### EXERCISE AIM
Search the records below for the string "count" and report only the number of lines that contain it.

### LISTED RECORDS
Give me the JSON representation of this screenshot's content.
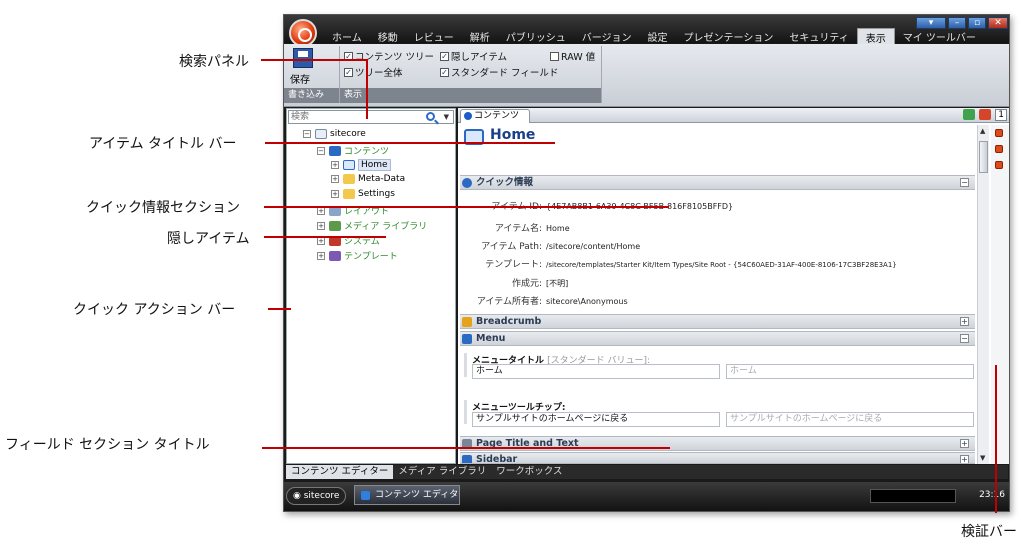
{
  "annotations": {
    "search_panel": "検索パネル",
    "item_title_bar": "アイテム タイトル バー",
    "quick_info_section": "クイック情報セクション",
    "hidden_item": "隠しアイテム",
    "quick_action_bar": "クイック アクション バー",
    "field_section_title": "フィールド セクション タイトル",
    "validation_bar": "検証バー"
  },
  "menu": {
    "tabs": [
      "ホーム",
      "移動",
      "レビュー",
      "解析",
      "パブリッシュ",
      "バージョン",
      "設定",
      "プレゼンテーション",
      "セキュリティ",
      "表示",
      "マイ ツールバー"
    ],
    "active_index": 9
  },
  "ribbon": {
    "save_label": "保存",
    "write_group_label": "書き込み",
    "view_group_label": "表示",
    "checkboxes": [
      {
        "label": "コンテンツ ツリー",
        "checked": true
      },
      {
        "label": "ツリー全体",
        "checked": true
      },
      {
        "label": "隠しアイテム",
        "checked": true
      },
      {
        "label": "スタンダード フィールド",
        "checked": true
      },
      {
        "label": "RAW 値",
        "checked": false
      }
    ]
  },
  "search": {
    "placeholder": "検索"
  },
  "tree": {
    "root": "sitecore",
    "items": [
      {
        "label": "コンテンツ",
        "hidden": true
      },
      {
        "label": "Home",
        "hidden": false
      },
      {
        "label": "Meta-Data",
        "hidden": false
      },
      {
        "label": "Settings",
        "hidden": false
      },
      {
        "label": "レイアウト",
        "hidden": true
      },
      {
        "label": "メディア ライブラリ",
        "hidden": true
      },
      {
        "label": "システム",
        "hidden": true
      },
      {
        "label": "テンプレート",
        "hidden": true
      }
    ]
  },
  "content_tab": {
    "label": "コンテンツ"
  },
  "item": {
    "title": "Home"
  },
  "quick_info": {
    "title": "クイック情報",
    "rows": [
      {
        "label": "アイテム ID:",
        "value": "{4E7AB8B1-6A39-4C8C-BF5B-816F8105BFFD}"
      },
      {
        "label": "アイテム名:",
        "value": "Home"
      },
      {
        "label": "アイテム Path:",
        "value": "/sitecore/content/Home"
      },
      {
        "label": "テンプレート:",
        "value": "/sitecore/templates/Starter Kit/Item Types/Site Root - {54C60AED-31AF-400E-8106-17C3BF28E3A1}"
      },
      {
        "label": "作成元:",
        "value": "[不明]"
      },
      {
        "label": "アイテム所有者:",
        "value": "sitecore\\Anonymous"
      }
    ]
  },
  "sections": {
    "breadcrumb": "Breadcrumb",
    "menu": "Menu",
    "page_title": "Page Title and Text",
    "sidebar": "Sidebar"
  },
  "fields": {
    "menu_title_label": "メニュータイトル",
    "standard_value_note": "[スタンダード バリュー]:",
    "menu_title_value": "ホーム",
    "menu_title_std": "ホーム",
    "tooltip_label": "メニューツールチップ:",
    "tooltip_value": "サンプルサイトのホームページに戻る",
    "tooltip_std": "サンプルサイトのホームページに戻る"
  },
  "bottom_tabs": [
    "コンテンツ エディター",
    "メディア ライブラリ",
    "ワークボックス"
  ],
  "taskbar": {
    "start": "sitecore",
    "task": "コンテンツ エディター",
    "clock": "23:16"
  },
  "zoom_badge": "1"
}
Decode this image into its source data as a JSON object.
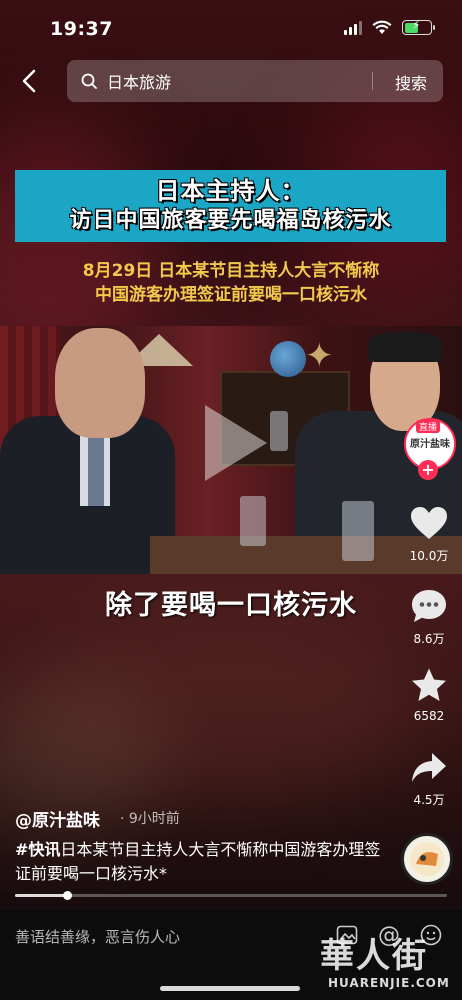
{
  "status_bar": {
    "time": "19:37",
    "battery_level": 0.55
  },
  "search": {
    "query": "日本旅游",
    "submit_label": "搜索"
  },
  "headline": {
    "line1": "日本主持人：",
    "line2": "访日中国旅客要先喝福岛核污水"
  },
  "subtitle": {
    "line1": "8月29日 日本某节目主持人大言不惭称",
    "line2": "中国游客办理签证前要喝一口核污水"
  },
  "video": {
    "caption": "除了要喝一口核污水"
  },
  "right_rail": {
    "live_tag": "直播",
    "live_avatar_text": "原汁盐味",
    "likes": "10.0万",
    "comments": "8.6万",
    "favorites": "6582",
    "shares": "4.5万"
  },
  "author": {
    "name": "@原汁盐味",
    "time_ago": "· 9小时前"
  },
  "description": {
    "tag": "#快讯",
    "text": "日本某节目主持人大言不惭称中国游客办理签证前要喝一口核污水*"
  },
  "progress": {
    "fraction": 0.12
  },
  "comment_bar": {
    "placeholder": "善语结善缘，恶言伤人心"
  },
  "watermark": {
    "cn": "華人街",
    "en": "HUARENJIE.COM"
  },
  "colors": {
    "banner": "#1aa6c4",
    "subtitle": "#f2c94c",
    "accent": "#ff2d55"
  }
}
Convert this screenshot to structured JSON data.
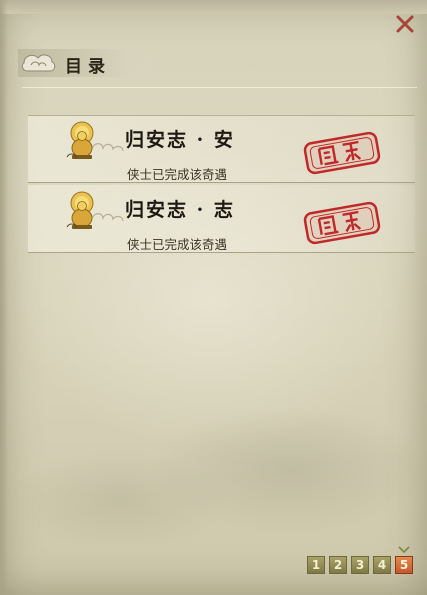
{
  "panel": {
    "title": "目录",
    "close_icon": "close-x-icon"
  },
  "entries": [
    {
      "name": "归安志 · 安",
      "status": "侠士已完成该奇遇",
      "icon": "golden-buddha-icon",
      "stamp": "completed-seal-stamp"
    },
    {
      "name": "归安志 · 志",
      "status": "侠士已完成该奇遇",
      "icon": "golden-buddha-icon",
      "stamp": "completed-seal-stamp"
    }
  ],
  "pagination": {
    "pages": [
      "1",
      "2",
      "3",
      "4",
      "5"
    ],
    "current": "5"
  },
  "colors": {
    "parchment": "#d7d2b8",
    "title_text": "#2b2417",
    "seal_red": "#c0282a",
    "page_button": "#8f894f",
    "page_button_active": "#d46a36",
    "close_red": "#a8453a"
  }
}
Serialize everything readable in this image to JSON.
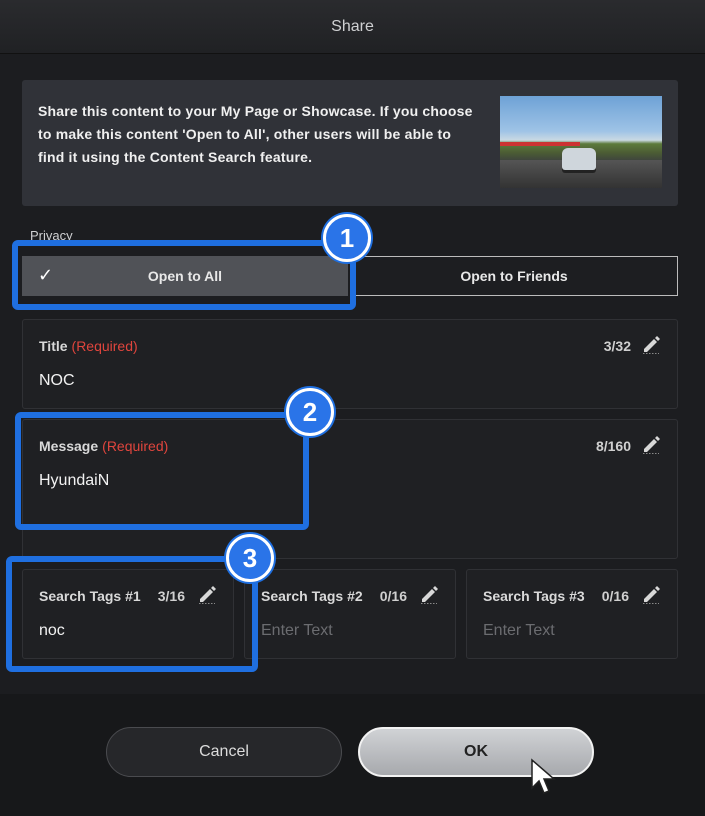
{
  "window": {
    "title": "Share"
  },
  "intro": {
    "text": "Share this content to your My Page or Showcase. If you choose to make this content 'Open to All', other users will be able to find it using the Content Search feature."
  },
  "privacy": {
    "label": "Privacy",
    "options": [
      {
        "label": "Open to All",
        "selected": true
      },
      {
        "label": "Open to Friends",
        "selected": false
      }
    ]
  },
  "title_field": {
    "label": "Title",
    "required": "(Required)",
    "count": "3/32",
    "value": "NOC"
  },
  "message_field": {
    "label": "Message",
    "required": "(Required)",
    "count": "8/160",
    "value": "HyundaiN"
  },
  "tags": [
    {
      "label": "Search Tags #1",
      "count": "3/16",
      "value": "noc"
    },
    {
      "label": "Search Tags #2",
      "count": "0/16",
      "placeholder": "Enter Text"
    },
    {
      "label": "Search Tags #3",
      "count": "0/16",
      "placeholder": "Enter Text"
    }
  ],
  "buttons": {
    "cancel": "Cancel",
    "ok": "OK"
  },
  "annotations": [
    "1",
    "2",
    "3"
  ],
  "colors": {
    "highlight": "#1f6fe0",
    "required": "#e0453d"
  }
}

### ANSWER FOR THIS EXERCISE
5